What are the best ways to quell bad press, especially since we live in times where the dissemination of information, particularly bad press, travels faster than the speed of light through the Internet, cell phones and other mediums?
This is when corporate communications and PR personnel join forces to quell bad press. This is the time when a representative, who is either a Corporate Communications or PR personnel or combination, emerges as the guard dog for the company.
We have seen this particularly with the DTCB corporate communications manager, speaking on behalf of his company in newspapers and on television and with other entities, either giving interviews on radio or sending out press releases and public announcements as with Bokamoso Hospital.
Generally speaking, when we talk about PR, we talk about the company’s image and the publicity that impacts the perception the market holds about its image and how the company communicates within its internal structure and with its potential business partners and clients.
Corporate Communications, just like PR, is also concerned with the business-to-business (B2B) relationship and the employee-corporation relationship. As much as it is concerned with its internal audience and non-media aspects, it is as indebted to its external stakeholders such as, investors, and customers and must ensure that nothing disrupts this relationship.
In light of the happening lately in the country, ‘what to do’?
Some organizations hire PR, marketing or communications personnel who are able to play a variety of roles, which require different levels of knowledge and must be versatile and flexible in the implementation of the PR and communication tactics to fend off the bad press.
Note that in a crisis, both the internal and external audience must be addressed. That is, the employees as well as the investors and stakeholders must be kept abreast with the happenings daily.
As a rule, the PR/Communications agent in the face of a crisis must have a strategic plan with objectives and the expected outcomes. This allows for a controlled approach to dealing with the crisis in the face of the media, staff and the public. The plan should be used to:
ÔÇó Communication to staff and the media must be done quickly and effectively through various channels such as, phone, e-mail, briefing meetings, notice boards, over coffee or lunch, media articles, press releases, news alerts, editorials and newsletters, to name a few, to inform the press, staff and the public on any new developments, activities and plans
ÔÇó Track and monitor all media, it is important the agent is abreast with what the media is saying about the organization both good and bad. This is also a good gauging point of how the company is perceived through the eyes of the media vis-├á-vis what it should be.
ÔÇó Information meant for the press must be written in a form that prevents information distortion and they must ensure that all information is supported by fact.
ÔÇó All information disseminated must be current and relevant. No stale news.
ÔÇó Ensure that all information given covers the five (5) ‘W’s. Who, Why, What, Where and When (and How where applicable)
ÔÇó Ensure that all printed information supplied is proofread for typographical errors, grammar etc, before it is sent out.
ÔÇó Analyze articles after submissions to evaluate how the information has been used or how they can improve on the submissions. This will give a better understanding of each media’s approach and style to the information supplied.
ÔÇó Respond to enquiries from the media in a timely fashion.

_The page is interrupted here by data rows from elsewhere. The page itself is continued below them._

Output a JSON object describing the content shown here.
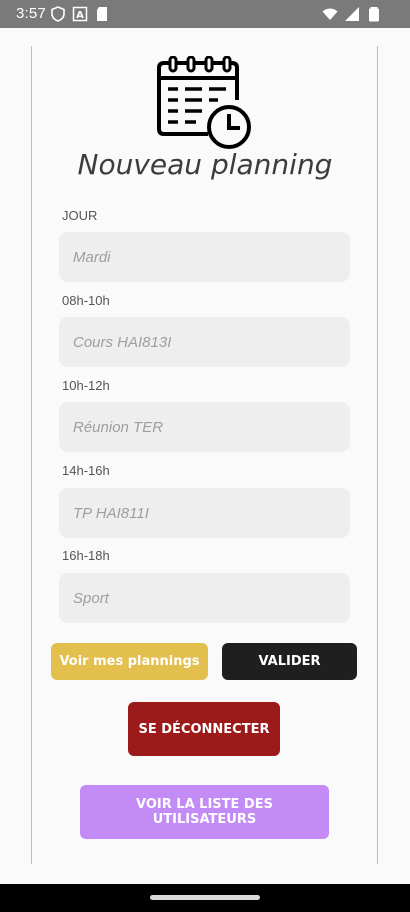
{
  "status_bar": {
    "time": "3:57",
    "left_icons": [
      "shield-icon",
      "font-a-icon",
      "sd-card-icon"
    ],
    "right_icons": [
      "wifi-icon",
      "signal-icon",
      "battery-icon"
    ]
  },
  "header": {
    "icon": "calendar-clock-icon",
    "title": "Nouveau planning"
  },
  "form": {
    "fields": [
      {
        "label": "JOUR",
        "placeholder": "Mardi"
      },
      {
        "label": "08h-10h",
        "placeholder": "Cours HAI813I"
      },
      {
        "label": "10h-12h",
        "placeholder": "Réunion TER"
      },
      {
        "label": "14h-16h",
        "placeholder": "TP HAI811I"
      },
      {
        "label": "16h-18h",
        "placeholder": "Sport"
      }
    ]
  },
  "buttons": {
    "my_plannings": "Voir mes plannings",
    "validate": "VALIDER",
    "logout": "SE DÉCONNECTER",
    "users_list": "VOIR LA LISTE DES UTILISATEURS"
  },
  "colors": {
    "my_plannings": "#e3bf4d",
    "validate": "#1f1f1f",
    "logout": "#9b1a1a",
    "users_list": "#c38bf5"
  }
}
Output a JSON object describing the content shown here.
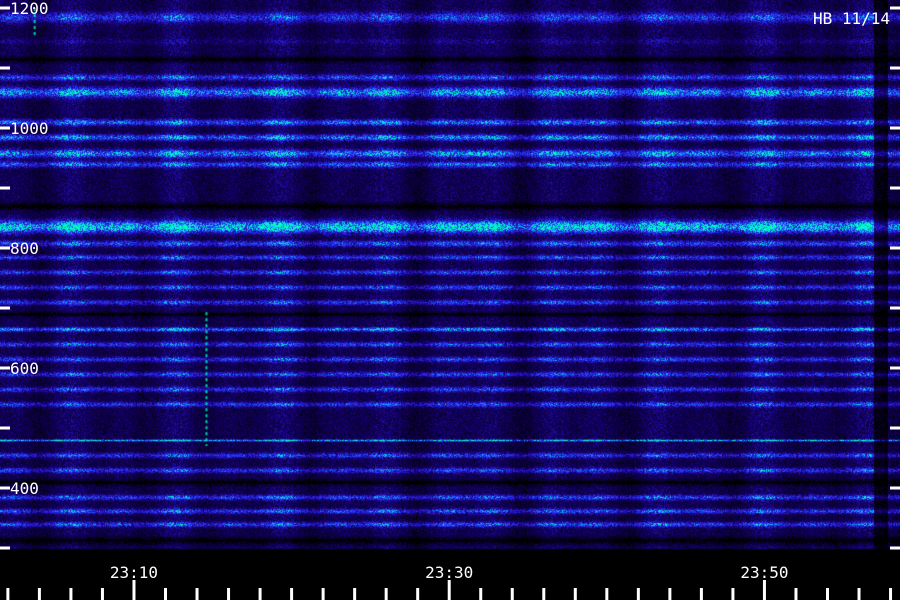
{
  "chart_data": {
    "type": "heatmap",
    "title": "HB 11/14",
    "xlabel": "",
    "ylabel": "",
    "y_ticks": [
      {
        "value": 1200,
        "label": "1200"
      },
      {
        "value": 1000,
        "label": "1000"
      },
      {
        "value": 800,
        "label": "800"
      },
      {
        "value": 600,
        "label": "600"
      },
      {
        "value": 400,
        "label": "400"
      }
    ],
    "y_minor_ticks": [
      1100,
      900,
      700,
      500,
      300
    ],
    "ylim": [
      300,
      1200
    ],
    "x_labels": [
      {
        "value": "23:10",
        "label": "23:10"
      },
      {
        "value": "23:30",
        "label": "23:30"
      },
      {
        "value": "23:50",
        "label": "23:50"
      }
    ],
    "x_ticks_minutes": [
      0,
      2,
      4,
      6,
      8,
      10,
      12,
      14,
      16,
      18,
      20,
      22,
      24,
      26,
      28,
      30,
      32,
      34,
      36,
      38,
      40,
      42,
      44,
      46,
      48,
      50,
      52,
      54,
      56,
      58
    ],
    "x_major_minutes": [
      10,
      30,
      50
    ],
    "xlim_minutes": [
      1.5,
      58.6
    ],
    "colormap": [
      "#000000",
      "#14006a",
      "#2a1ad8",
      "#1e4aff",
      "#10c8e8",
      "#00ffc0"
    ],
    "bands": [
      {
        "freq": 1185,
        "width": 10,
        "intensity": 0.45
      },
      {
        "freq": 1145,
        "width": 6,
        "intensity": 0.1
      },
      {
        "freq": 1085,
        "width": 6,
        "intensity": 0.5
      },
      {
        "freq": 1060,
        "width": 10,
        "intensity": 0.75
      },
      {
        "freq": 1010,
        "width": 6,
        "intensity": 0.6
      },
      {
        "freq": 985,
        "width": 6,
        "intensity": 0.65
      },
      {
        "freq": 958,
        "width": 8,
        "intensity": 0.7
      },
      {
        "freq": 940,
        "width": 6,
        "intensity": 0.55
      },
      {
        "freq": 836,
        "width": 12,
        "intensity": 1.0
      },
      {
        "freq": 808,
        "width": 6,
        "intensity": 0.5
      },
      {
        "freq": 785,
        "width": 5,
        "intensity": 0.45
      },
      {
        "freq": 760,
        "width": 5,
        "intensity": 0.45
      },
      {
        "freq": 735,
        "width": 5,
        "intensity": 0.45
      },
      {
        "freq": 710,
        "width": 5,
        "intensity": 0.45
      },
      {
        "freq": 665,
        "width": 4,
        "intensity": 0.7
      },
      {
        "freq": 640,
        "width": 5,
        "intensity": 0.45
      },
      {
        "freq": 615,
        "width": 5,
        "intensity": 0.45
      },
      {
        "freq": 590,
        "width": 5,
        "intensity": 0.45
      },
      {
        "freq": 565,
        "width": 5,
        "intensity": 0.45
      },
      {
        "freq": 540,
        "width": 5,
        "intensity": 0.45
      },
      {
        "freq": 480,
        "width": 2,
        "intensity": 0.95
      },
      {
        "freq": 455,
        "width": 5,
        "intensity": 0.45
      },
      {
        "freq": 430,
        "width": 5,
        "intensity": 0.45
      },
      {
        "freq": 385,
        "width": 5,
        "intensity": 0.5
      },
      {
        "freq": 362,
        "width": 5,
        "intensity": 0.5
      },
      {
        "freq": 340,
        "width": 5,
        "intensity": 0.5
      }
    ],
    "dark_gaps": [
      {
        "freq": 1115,
        "width": 8
      },
      {
        "freq": 870,
        "width": 10
      },
      {
        "freq": 690,
        "width": 6
      },
      {
        "freq": 410,
        "width": 8
      },
      {
        "freq": 313,
        "width": 10
      }
    ],
    "vertical_events": [
      {
        "time_minute": 3.7,
        "freq_from": 1200,
        "freq_to": 1150
      },
      {
        "time_minute": 14.6,
        "freq_from": 693,
        "freq_to": 470
      }
    ]
  }
}
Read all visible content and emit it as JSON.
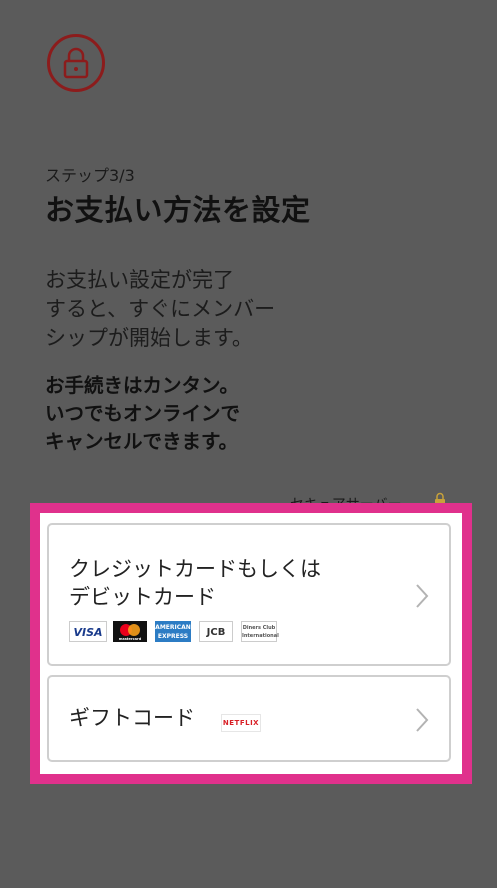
{
  "header": {
    "lock_icon": "lock-icon",
    "step": "ステップ3/3",
    "title": "お支払い方法を設定"
  },
  "description": {
    "lines": [
      "お支払い設定が完了",
      "すると、すぐにメンバー",
      "シップが開始します。"
    ]
  },
  "note": {
    "lines": [
      "お手続きはカンタン。",
      "いつでもオンラインで",
      "キャンセルできます。"
    ]
  },
  "secure_label": "セキュアサーバー",
  "options": {
    "card": {
      "label_lines": [
        "クレジットカードもしくは",
        "デビットカード"
      ],
      "logos": {
        "visa": "VISA",
        "mastercard": "mastercard",
        "amex": "AMERICAN EXPRESS",
        "jcb": "JCB",
        "diners": "Diners Club International"
      }
    },
    "gift": {
      "label": "ギフトコード",
      "logo": "NETFLIX"
    }
  },
  "colors": {
    "accent_highlight": "#e0318c",
    "lock_red": "#8c1c1c",
    "netflix_red": "#d81f26"
  }
}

If you delay, they become suspicious and rumours begin to fly.
The foundation of a good public relations and communications plan is to develop strong ties with key media houses via news editors and authoritative journalists and photographers who will distribute all communication from the organisation. This co-dependency works in both parties’ favour, where the organization needs a channel to disseminate information and the media requires content for its audience.
Thus, when there is a crisis, there will be the tendency for the media to respond in an objective manner that doesn’t aim to hurt the company’s image and reputation.
At the end of the day, the desired outcome of having a PR and Communication plan is to build the company’s product and service credibility, manage and enhance the company’s reputation and investor confidence, manage crisis, build intellectual reputation and awareness, communicate company messages and values, make and find opportunities to interact effectively with the target market and facilitate strategic and effective networking in the face of adversity or not.